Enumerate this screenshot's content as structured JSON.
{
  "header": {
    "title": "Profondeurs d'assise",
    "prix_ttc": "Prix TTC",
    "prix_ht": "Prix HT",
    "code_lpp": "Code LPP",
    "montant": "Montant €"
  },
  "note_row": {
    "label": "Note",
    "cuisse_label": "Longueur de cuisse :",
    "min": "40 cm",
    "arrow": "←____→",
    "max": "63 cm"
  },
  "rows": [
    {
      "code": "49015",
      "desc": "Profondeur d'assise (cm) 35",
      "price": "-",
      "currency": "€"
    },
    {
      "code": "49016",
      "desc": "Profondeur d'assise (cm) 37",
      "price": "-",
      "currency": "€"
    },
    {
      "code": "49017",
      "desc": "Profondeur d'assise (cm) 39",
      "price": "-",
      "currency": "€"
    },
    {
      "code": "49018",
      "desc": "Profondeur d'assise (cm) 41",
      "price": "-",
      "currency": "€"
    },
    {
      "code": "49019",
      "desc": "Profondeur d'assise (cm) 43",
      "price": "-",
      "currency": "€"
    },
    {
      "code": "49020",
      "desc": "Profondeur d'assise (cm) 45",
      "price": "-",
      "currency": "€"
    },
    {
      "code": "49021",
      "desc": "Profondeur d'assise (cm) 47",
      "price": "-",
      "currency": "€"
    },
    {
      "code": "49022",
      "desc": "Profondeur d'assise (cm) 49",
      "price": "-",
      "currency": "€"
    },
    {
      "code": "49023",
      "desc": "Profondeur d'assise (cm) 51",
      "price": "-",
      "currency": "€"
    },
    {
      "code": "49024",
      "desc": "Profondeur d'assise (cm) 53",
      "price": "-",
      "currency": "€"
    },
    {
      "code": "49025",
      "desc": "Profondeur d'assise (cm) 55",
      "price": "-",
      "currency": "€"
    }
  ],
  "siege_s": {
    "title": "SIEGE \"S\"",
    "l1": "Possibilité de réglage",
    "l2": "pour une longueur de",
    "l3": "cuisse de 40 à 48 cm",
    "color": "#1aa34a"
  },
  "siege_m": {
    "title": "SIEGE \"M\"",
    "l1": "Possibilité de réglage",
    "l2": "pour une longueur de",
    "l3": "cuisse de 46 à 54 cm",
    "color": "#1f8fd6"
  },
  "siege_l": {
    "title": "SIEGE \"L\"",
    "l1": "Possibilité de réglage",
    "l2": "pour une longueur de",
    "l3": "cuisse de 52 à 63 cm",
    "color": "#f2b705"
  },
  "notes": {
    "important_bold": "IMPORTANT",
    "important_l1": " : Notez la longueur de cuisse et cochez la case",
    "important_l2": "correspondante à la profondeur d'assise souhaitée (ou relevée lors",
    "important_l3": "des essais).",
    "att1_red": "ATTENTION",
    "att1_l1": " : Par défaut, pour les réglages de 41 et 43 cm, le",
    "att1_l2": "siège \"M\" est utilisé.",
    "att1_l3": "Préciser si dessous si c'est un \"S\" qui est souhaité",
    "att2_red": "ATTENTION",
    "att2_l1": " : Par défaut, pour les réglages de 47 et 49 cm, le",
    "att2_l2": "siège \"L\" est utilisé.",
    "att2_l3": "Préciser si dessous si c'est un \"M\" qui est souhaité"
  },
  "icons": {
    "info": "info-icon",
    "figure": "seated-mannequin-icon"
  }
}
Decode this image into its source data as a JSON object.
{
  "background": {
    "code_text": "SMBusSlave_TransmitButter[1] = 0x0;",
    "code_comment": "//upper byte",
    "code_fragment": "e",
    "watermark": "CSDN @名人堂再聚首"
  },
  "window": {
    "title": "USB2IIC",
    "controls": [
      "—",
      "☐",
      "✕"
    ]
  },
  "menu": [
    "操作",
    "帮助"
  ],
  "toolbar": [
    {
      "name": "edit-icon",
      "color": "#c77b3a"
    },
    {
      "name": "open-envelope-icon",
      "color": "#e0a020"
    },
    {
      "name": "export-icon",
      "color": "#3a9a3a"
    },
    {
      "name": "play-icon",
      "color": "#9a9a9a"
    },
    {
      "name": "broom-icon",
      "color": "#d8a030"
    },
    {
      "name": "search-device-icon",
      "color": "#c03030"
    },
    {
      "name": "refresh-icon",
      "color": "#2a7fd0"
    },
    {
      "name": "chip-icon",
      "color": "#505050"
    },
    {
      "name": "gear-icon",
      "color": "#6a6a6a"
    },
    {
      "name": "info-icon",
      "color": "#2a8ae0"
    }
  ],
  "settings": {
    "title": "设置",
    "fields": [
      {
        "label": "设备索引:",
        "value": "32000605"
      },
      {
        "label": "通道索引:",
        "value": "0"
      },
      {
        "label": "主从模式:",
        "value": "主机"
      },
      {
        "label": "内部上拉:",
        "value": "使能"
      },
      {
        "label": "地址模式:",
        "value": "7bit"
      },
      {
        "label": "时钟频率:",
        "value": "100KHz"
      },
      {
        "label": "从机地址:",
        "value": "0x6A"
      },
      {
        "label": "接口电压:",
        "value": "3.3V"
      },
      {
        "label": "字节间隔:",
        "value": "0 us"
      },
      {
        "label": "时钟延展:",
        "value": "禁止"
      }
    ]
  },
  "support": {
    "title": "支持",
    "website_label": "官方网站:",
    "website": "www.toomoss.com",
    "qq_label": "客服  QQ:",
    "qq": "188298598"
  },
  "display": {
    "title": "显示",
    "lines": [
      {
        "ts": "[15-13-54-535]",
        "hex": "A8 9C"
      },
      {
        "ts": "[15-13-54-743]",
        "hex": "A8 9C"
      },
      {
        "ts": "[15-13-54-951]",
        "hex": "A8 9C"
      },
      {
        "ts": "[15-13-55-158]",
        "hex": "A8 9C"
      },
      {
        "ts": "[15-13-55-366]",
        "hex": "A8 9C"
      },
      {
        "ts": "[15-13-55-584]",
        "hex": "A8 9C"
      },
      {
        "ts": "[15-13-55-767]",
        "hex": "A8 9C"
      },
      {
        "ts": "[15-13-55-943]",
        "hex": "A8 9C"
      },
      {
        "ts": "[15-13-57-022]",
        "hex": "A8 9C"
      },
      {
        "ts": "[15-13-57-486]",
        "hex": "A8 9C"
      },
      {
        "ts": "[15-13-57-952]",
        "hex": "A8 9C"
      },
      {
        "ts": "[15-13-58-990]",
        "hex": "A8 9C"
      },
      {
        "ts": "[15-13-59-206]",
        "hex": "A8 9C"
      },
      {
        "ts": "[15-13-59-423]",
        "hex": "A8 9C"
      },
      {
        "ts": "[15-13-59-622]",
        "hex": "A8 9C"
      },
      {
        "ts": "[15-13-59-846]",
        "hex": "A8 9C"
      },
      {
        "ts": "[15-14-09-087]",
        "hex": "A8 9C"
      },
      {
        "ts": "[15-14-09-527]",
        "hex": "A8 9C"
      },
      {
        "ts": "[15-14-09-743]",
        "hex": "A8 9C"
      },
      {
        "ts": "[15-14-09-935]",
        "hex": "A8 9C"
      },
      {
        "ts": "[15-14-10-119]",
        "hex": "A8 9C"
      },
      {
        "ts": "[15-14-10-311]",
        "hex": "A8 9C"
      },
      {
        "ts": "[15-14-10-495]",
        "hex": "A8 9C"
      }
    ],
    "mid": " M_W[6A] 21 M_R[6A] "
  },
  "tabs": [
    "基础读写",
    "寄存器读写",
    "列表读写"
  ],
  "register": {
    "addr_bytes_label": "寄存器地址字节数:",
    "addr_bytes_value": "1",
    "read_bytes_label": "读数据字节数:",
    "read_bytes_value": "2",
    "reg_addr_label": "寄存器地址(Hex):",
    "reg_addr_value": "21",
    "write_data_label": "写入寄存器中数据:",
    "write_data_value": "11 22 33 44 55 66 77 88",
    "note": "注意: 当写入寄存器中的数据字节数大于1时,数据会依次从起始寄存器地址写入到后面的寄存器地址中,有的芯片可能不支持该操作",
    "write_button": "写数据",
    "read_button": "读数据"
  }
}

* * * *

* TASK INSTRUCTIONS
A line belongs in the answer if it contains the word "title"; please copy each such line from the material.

* ANSWER BOX
    "title": "Profondeurs d'assise",
    "title": "SIEGE \"S\"",
    "title": "SIEGE \"M\"",
    "title": "SIEGE \"L\"",
    "title": "USB2IIC",
    "title": "设置",
    "title": "支持",
    "title": "显示",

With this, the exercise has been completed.